* _Work instruction_: Would you restate all of the entries verbatim, minus any images?

* _Source material_:
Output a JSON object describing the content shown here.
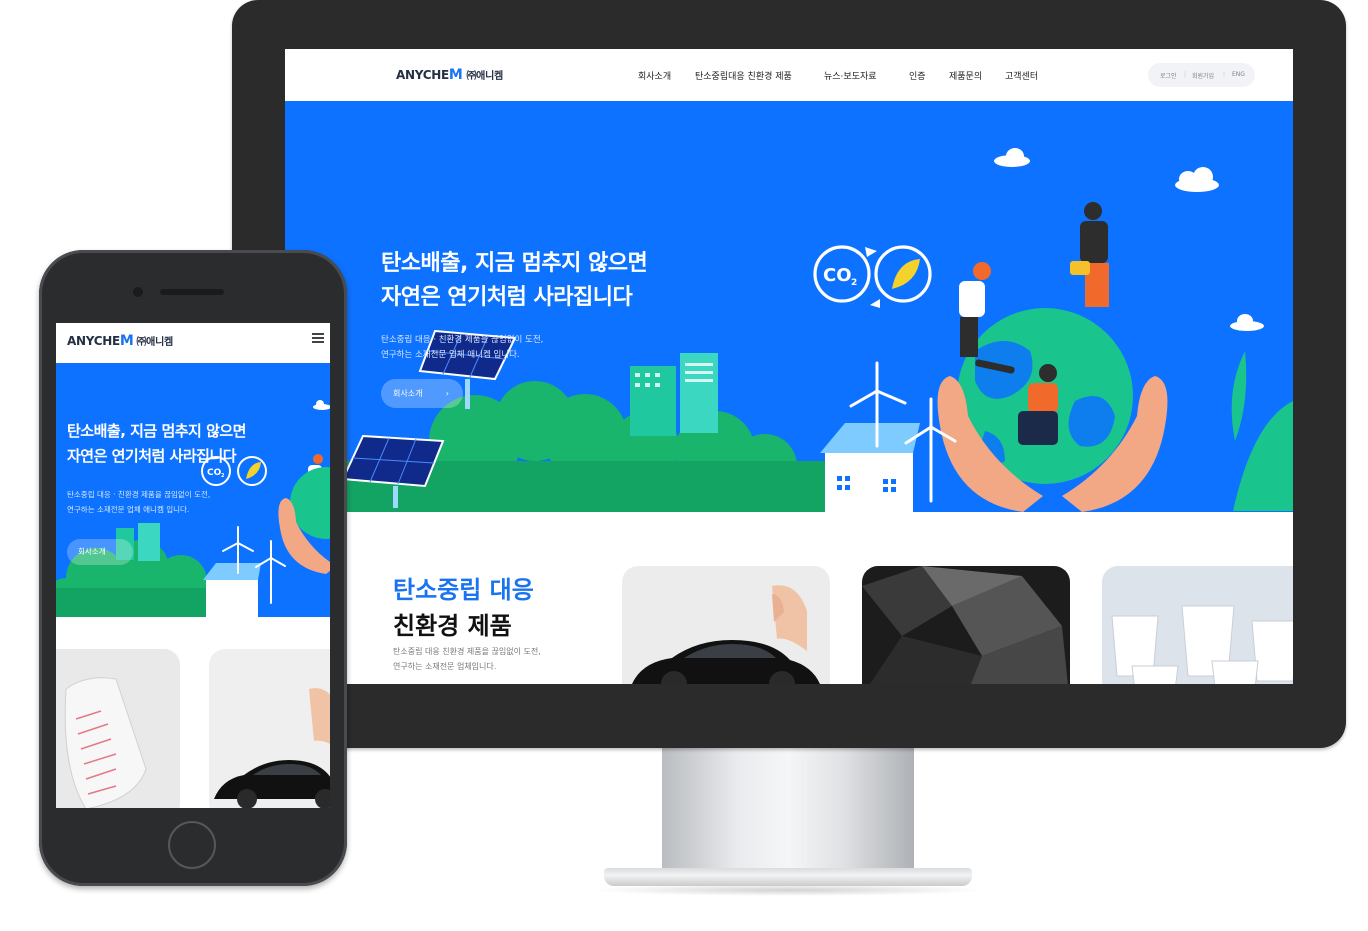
{
  "desktop": {
    "logo": {
      "brand": "ANYCHE",
      "brand_mark": "M",
      "company": "㈜애니켐"
    },
    "nav": [
      "회사소개",
      "탄소중립대응 친환경 제품",
      "뉴스·보도자료",
      "인증",
      "제품문의",
      "고객센터"
    ],
    "util": [
      "로그인",
      "회원가입",
      "ENG"
    ],
    "hero": {
      "title_line1": "탄소배출, 지금 멈추지 않으면",
      "title_line2": "자연은 연기처럼 사라집니다",
      "sub_line1": "탄소중립 대응 · 친환경 제품을 끊임없이 도전,",
      "sub_line2": "연구하는 소재전문 업체 애니켐 입니다.",
      "button": "회사소개",
      "co2_label": "CO",
      "co2_sub": "2"
    },
    "products": {
      "title_line1": "탄소중립 대응",
      "title_line2": "친환경 제품",
      "sub_line1": "탄소중립 대응 친환경 제품을 끊임없이 도전,",
      "sub_line2": "연구하는 소재전문 업체입니다."
    }
  },
  "mobile": {
    "logo": {
      "brand": "ANYCHE",
      "brand_mark": "M",
      "company": "㈜애니켐"
    },
    "hero": {
      "title_line1": "탄소배출, 지금 멈추지 않으면",
      "title_line2": "자연은 연기처럼 사라집니다",
      "sub_line1": "탄소중립 대응 · 친환경 제품을 끊임없이 도전,",
      "sub_line2": "연구하는 소재전문 업체 애니켐 입니다.",
      "button": "회사소개",
      "co2_label": "CO",
      "co2_sub": "2"
    }
  },
  "colors": {
    "brand_blue": "#0d72ff",
    "accent_blue": "#1a73f0",
    "device_dark": "#2b2b2c"
  }
}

* _Exercise answer_:
Output a JSON object describing the content shown here.
{
  "desktop": {
    "logo": {
      "brand": "ANYCHE",
      "brand_mark": "M",
      "company": "㈜애니켐"
    },
    "nav": [
      "회사소개",
      "탄소중립대응 친환경 제품",
      "뉴스·보도자료",
      "인증",
      "제품문의",
      "고객센터"
    ],
    "util": [
      "로그인",
      "회원가입",
      "ENG"
    ],
    "hero": {
      "title_line1": "탄소배출, 지금 멈추지 않으면",
      "title_line2": "자연은 연기처럼 사라집니다",
      "sub_line1": "탄소중립 대응 · 친환경 제품을 끊임없이 도전,",
      "sub_line2": "연구하는 소재전문 업체 애니켐 입니다.",
      "button": "회사소개",
      "co2_label": "CO",
      "co2_sub": "2"
    },
    "products": {
      "title_line1": "탄소중립 대응",
      "title_line2": "친환경 제품",
      "sub_line1": "탄소중립 대응 친환경 제품을 끊임없이 도전,",
      "sub_line2": "연구하는 소재전문 업체입니다."
    }
  },
  "mobile": {
    "logo": {
      "brand": "ANYCHE",
      "brand_mark": "M",
      "company": "㈜애니켐"
    },
    "hero": {
      "title_line1": "탄소배출, 지금 멈추지 않으면",
      "title_line2": "자연은 연기처럼 사라집니다",
      "sub_line1": "탄소중립 대응 · 친환경 제품을 끊임없이 도전,",
      "sub_line2": "연구하는 소재전문 업체 애니켐 입니다.",
      "button": "회사소개",
      "co2_label": "CO",
      "co2_sub": "2"
    }
  },
  "colors": {
    "brand_blue": "#0d72ff",
    "accent_blue": "#1a73f0",
    "device_dark": "#2b2b2c"
  }
}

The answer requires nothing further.